New Year Re-Solutions

Tuesday, January 20, 2015

The New Year is synonymous with making resolutions which for most people are knee-jerk responses to overindulgence during Christmas. If we split the word ‘resolutions’ in two, we have ‘re-solutions,’ and with 2015 stretching out in front of us, this is a great time to get curious about creating new solutions to old issues. 

New solutions start with new questions and the questions that follow, are designed to stimulate your thinking and to help you focus on your desired results for the year ahead.

  • What are three issues or situations you would like to resolve in 2015?
  • What do you want to be different this year?
  • If 2015 worked out perfectly for you, what changes would you see?

In today’s hectic world, there are many demands on our time and attention. Without conscious effort it is all too easy to sacrifice what really matters most, as daily urgencies take priority. There is probably plenty we can grumble about, but equally there is plenty we can be thankful for. A useful question that always puts things into perspective, is - at this point in your life and your career, what are you grateful for? 

Twelve more ‘re-solutioning’ questions - 

  1. What would you like to be your biggest achievement in 2015?
  2. What would you be most happy about completing in 2015?
  3. What would you most like to change in 2015?
  4. What are you looking forward to learning in 2015?
  5. What do you think your biggest risk will be in 2015?
  6. In terms of your work/ career, what are you most committed to improving in 
  7. What would you like to stop doing (or have to do less of) in 2015?
  8. What would you like to do more of (or do more consistently) in 2015?
  9. What is one as yet undeveloped talent you are willing to explore in 2015?
  10. What brings you the most joy and how can you connect with that more purposefully in 2015?
  11. What have you always dreamed about, but have put off, or felt too scared to try, but could attempt in 2015?
  12. What word or phrase would you like to have as your theme in 2015?

What do you want?

This simple question is a great way to focus the mind and it is the foundation of all goal-setting exercises. To put it simply – what do you want in 2015? Variations of this 

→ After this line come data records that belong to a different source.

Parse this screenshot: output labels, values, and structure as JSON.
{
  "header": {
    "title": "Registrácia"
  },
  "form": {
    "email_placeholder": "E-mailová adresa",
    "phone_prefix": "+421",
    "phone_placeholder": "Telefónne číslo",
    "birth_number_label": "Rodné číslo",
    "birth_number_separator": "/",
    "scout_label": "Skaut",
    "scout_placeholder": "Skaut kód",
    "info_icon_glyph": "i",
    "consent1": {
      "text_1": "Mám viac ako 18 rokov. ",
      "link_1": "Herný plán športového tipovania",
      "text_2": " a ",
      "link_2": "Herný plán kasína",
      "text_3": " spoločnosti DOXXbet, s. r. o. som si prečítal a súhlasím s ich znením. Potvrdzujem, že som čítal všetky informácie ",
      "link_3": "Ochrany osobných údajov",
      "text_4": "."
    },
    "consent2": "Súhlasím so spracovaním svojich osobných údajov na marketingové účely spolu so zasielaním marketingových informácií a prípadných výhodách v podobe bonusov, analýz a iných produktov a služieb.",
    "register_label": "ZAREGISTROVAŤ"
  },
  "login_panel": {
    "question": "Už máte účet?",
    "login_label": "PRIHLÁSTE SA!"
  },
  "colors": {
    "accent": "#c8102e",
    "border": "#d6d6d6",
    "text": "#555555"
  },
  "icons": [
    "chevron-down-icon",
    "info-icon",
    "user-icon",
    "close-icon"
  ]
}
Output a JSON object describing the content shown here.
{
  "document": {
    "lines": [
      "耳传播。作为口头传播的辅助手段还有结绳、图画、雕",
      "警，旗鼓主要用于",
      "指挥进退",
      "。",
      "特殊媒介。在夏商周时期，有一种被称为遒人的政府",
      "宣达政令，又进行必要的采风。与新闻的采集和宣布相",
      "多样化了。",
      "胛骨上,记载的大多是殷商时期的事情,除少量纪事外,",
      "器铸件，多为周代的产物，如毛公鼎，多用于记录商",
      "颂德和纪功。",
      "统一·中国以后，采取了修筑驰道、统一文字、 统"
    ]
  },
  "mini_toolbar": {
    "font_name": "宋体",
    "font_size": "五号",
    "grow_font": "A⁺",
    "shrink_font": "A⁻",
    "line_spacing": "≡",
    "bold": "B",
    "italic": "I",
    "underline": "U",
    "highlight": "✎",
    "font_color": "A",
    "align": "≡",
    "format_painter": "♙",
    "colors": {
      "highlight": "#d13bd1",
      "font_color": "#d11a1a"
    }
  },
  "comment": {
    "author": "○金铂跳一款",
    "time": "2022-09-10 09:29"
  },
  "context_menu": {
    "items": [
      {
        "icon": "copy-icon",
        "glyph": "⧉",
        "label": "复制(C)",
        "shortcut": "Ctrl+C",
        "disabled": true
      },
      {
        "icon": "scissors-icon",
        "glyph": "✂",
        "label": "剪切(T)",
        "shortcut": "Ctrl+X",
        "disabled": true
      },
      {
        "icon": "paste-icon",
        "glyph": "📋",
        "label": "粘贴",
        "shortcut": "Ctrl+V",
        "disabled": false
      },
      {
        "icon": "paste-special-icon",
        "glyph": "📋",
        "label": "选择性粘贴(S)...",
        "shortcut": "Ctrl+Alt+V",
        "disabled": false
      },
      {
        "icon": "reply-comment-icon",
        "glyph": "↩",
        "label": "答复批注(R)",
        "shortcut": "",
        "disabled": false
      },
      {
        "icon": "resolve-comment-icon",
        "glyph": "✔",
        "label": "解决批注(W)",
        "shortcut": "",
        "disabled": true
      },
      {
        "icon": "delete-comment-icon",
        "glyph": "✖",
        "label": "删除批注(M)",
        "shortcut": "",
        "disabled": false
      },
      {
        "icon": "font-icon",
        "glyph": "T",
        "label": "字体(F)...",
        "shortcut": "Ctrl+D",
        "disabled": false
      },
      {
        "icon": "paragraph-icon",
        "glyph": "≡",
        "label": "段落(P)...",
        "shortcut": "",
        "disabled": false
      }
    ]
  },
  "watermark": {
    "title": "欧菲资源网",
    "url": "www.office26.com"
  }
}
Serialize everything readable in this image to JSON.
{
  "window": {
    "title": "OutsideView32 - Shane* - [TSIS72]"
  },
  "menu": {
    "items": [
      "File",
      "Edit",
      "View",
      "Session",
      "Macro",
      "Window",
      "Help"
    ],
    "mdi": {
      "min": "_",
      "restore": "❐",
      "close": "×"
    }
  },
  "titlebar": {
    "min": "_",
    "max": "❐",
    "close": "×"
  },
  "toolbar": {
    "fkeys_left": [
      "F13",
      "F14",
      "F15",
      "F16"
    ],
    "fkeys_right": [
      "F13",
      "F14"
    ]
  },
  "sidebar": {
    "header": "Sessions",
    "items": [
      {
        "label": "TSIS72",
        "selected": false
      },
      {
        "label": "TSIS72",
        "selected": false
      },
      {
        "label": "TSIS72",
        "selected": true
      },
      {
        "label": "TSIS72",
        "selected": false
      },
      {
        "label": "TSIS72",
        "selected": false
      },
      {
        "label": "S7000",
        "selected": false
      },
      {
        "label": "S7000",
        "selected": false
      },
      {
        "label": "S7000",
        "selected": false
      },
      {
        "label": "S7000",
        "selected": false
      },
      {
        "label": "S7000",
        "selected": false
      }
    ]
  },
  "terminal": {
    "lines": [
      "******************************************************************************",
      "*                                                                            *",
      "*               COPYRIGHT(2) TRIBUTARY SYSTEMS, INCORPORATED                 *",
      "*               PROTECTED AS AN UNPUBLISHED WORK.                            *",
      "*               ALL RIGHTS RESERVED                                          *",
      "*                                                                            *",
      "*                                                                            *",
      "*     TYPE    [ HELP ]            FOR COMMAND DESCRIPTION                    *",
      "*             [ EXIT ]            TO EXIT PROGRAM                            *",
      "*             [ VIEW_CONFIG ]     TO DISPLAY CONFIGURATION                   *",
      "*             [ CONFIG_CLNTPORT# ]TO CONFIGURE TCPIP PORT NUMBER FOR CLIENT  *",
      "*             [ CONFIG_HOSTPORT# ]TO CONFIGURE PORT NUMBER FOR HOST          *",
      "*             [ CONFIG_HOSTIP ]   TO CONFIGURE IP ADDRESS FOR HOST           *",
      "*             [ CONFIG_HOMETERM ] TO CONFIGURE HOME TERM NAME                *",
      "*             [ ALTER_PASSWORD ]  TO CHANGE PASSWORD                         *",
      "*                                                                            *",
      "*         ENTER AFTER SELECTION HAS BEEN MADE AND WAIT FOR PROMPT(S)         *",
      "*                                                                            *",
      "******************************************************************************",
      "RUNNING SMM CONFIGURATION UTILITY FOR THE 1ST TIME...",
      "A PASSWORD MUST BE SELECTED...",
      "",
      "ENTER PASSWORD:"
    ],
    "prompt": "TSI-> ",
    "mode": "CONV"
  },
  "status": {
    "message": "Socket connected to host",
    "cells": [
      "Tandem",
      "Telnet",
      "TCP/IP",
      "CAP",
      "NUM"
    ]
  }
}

  • What do you want your life to be like in 2015? 
  • What do you want in terms of your relationships, your career, your health and well-being, your finances and your friendships in 2015?
  • We all want to be happy, what is your definition of happiness and how can you connect with it more consciously in 2015?

5 Tips for staying on track.

We all know that the vast majority of New Year Resolutions are forgotten by the second week in January, so here are a few tips for staying on track.

 

  1. Write down your goals for 2015 – ‘ink them, don’t think them’. Seeing them written down, they become more real.
  2. Make sure your goals have a positive intent? For example, ‘loosing weight’ is not a positive goal, having a ‘healthy lifestyle’ is. 
  3. Incorporate your goals into your daily or weekly ‘to do’ lists, so working towards them becomes part of your working day.
  4. Share your goals only with those friends and colleagues who you know will be 
  5. Monitor your progress and if you are not getting the results you desire then alter your behaviour. Remember, the definition of madness is doing the same thing over and over again and expecting a different result!

If you answer the above questions and forge goals for yourself going into 2015 you are doing something that the vast majority of the people never do. But how will you know you are on the right track unless you know your destination? We get what we focus on, so in 2015 let what you focus on be what’s most important to you. 

 

James Sweetman is a Business & Personal Coach specialising in assisting businesses and individuals realise their potential. He works both on a one-2-one basis with clients as well as delivering workshops on a range of topics including Communication Skills and Motivation. For more information on all his services, visit www.jamessweetman.com. Or e-mail him at james@jamessweetman.com